__Assignment__:
Of the lines below, report only those that contain "kind".

__Recorded information__:
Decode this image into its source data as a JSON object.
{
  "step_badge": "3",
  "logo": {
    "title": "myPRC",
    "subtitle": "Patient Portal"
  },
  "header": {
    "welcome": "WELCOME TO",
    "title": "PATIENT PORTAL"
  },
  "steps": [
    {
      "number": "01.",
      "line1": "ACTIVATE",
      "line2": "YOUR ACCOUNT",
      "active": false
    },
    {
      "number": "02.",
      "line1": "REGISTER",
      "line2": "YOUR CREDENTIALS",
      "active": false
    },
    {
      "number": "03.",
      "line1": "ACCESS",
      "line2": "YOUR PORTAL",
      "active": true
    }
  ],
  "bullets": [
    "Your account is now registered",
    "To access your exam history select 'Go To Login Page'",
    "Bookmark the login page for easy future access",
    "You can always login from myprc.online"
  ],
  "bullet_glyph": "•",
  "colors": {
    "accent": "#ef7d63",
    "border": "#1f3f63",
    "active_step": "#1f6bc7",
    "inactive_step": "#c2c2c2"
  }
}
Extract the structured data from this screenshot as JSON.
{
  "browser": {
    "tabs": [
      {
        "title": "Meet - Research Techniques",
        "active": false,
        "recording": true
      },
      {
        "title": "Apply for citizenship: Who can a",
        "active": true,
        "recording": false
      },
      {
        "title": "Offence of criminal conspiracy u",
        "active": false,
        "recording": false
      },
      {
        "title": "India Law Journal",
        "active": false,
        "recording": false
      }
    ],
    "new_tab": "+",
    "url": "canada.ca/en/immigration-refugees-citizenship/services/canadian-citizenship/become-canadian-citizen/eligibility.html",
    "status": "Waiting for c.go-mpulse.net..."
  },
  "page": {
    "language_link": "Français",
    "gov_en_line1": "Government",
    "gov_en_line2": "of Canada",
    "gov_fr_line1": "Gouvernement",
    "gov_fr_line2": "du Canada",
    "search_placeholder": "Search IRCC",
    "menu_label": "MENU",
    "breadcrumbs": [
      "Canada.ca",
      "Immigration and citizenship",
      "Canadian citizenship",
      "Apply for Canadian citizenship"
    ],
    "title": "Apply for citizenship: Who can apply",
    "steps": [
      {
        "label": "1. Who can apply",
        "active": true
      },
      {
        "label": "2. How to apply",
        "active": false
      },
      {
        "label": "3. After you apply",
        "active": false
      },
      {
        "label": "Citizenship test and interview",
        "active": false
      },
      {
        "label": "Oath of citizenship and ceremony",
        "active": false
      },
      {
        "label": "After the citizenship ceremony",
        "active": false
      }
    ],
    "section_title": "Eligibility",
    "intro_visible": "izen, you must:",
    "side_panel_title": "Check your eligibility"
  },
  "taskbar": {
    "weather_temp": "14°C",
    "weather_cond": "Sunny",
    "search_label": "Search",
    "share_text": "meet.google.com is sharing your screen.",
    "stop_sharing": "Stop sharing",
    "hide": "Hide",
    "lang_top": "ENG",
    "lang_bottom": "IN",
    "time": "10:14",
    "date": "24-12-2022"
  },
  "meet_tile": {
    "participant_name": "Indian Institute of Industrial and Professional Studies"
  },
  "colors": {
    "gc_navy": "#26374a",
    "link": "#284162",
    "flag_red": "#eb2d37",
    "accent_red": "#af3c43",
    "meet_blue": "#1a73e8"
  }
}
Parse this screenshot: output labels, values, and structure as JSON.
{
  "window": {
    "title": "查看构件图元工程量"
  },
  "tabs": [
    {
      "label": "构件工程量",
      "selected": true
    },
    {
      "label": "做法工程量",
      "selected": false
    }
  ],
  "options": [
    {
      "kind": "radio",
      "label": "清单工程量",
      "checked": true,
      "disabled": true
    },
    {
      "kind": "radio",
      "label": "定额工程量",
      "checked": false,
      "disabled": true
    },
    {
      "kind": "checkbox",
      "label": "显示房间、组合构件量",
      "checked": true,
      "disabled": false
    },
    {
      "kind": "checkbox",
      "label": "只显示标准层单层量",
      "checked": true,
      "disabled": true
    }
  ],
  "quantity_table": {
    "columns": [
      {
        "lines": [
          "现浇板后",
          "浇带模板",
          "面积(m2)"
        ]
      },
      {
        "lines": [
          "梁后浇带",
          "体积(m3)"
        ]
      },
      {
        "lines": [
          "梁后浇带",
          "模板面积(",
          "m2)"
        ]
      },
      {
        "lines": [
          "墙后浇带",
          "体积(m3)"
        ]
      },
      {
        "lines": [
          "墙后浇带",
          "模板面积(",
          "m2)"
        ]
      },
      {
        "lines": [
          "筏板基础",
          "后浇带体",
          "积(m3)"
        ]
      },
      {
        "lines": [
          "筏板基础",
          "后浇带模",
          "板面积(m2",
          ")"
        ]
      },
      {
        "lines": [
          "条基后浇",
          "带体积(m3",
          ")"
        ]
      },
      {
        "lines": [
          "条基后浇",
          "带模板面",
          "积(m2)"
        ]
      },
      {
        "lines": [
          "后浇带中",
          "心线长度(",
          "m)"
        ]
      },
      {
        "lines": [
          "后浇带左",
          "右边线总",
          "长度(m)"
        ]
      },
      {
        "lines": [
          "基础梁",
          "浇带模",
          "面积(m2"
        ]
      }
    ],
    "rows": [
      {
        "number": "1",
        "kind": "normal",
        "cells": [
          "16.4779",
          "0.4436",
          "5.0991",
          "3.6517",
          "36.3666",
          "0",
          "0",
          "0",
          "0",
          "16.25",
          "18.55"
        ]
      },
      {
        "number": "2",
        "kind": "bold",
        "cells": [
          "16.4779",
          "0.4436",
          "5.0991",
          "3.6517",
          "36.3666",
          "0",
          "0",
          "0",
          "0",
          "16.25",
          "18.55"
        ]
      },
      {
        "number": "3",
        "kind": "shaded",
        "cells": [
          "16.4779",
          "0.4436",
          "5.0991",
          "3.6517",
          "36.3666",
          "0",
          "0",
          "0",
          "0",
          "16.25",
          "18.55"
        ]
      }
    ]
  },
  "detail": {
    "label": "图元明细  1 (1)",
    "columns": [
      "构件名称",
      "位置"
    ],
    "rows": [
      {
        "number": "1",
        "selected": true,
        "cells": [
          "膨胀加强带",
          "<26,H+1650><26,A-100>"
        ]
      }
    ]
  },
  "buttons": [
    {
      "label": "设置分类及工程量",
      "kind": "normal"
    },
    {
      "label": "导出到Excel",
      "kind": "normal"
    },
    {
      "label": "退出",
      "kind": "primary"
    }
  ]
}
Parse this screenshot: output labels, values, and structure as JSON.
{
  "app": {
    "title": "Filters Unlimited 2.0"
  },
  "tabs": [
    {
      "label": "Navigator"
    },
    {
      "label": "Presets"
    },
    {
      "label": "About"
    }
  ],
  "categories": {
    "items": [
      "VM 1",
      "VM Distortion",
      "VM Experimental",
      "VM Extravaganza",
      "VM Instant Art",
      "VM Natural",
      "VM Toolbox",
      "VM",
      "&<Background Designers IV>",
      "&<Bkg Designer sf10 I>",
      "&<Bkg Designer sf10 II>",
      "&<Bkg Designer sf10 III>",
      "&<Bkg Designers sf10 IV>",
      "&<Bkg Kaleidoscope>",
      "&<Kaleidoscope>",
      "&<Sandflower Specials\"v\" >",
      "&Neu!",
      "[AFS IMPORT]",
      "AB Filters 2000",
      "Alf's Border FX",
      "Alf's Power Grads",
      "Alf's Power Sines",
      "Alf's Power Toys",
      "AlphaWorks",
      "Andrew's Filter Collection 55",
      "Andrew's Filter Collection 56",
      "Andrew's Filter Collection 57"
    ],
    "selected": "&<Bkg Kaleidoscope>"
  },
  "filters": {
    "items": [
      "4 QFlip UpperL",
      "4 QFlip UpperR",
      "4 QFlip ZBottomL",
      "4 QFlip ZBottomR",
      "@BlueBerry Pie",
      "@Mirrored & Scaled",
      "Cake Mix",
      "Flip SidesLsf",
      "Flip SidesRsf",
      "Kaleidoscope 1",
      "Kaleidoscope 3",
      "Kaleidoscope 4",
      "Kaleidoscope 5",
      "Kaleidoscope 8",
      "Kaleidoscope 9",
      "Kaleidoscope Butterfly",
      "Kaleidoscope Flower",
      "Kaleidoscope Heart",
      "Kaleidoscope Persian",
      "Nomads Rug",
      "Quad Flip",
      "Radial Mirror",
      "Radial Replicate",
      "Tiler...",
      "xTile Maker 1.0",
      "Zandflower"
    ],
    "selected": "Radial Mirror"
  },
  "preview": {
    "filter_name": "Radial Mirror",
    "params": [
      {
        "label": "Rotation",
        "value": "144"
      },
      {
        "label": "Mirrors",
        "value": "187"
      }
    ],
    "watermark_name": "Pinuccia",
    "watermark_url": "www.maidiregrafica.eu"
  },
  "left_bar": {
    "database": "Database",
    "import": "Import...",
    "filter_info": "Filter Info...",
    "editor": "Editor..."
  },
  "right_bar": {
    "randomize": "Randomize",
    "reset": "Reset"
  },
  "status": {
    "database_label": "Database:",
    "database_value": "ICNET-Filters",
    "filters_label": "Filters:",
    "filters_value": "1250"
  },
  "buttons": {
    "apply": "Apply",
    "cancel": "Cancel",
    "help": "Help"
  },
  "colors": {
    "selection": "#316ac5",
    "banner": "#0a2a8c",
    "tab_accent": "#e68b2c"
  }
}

__Answer area__:
      "kind": "radio",
      "kind": "radio",
      "kind": "checkbox",
      "kind": "checkbox",
        "kind": "normal",
        "kind": "bold",
        "kind": "shaded",
      "kind": "normal"
      "kind": "normal"
      "kind": "primary"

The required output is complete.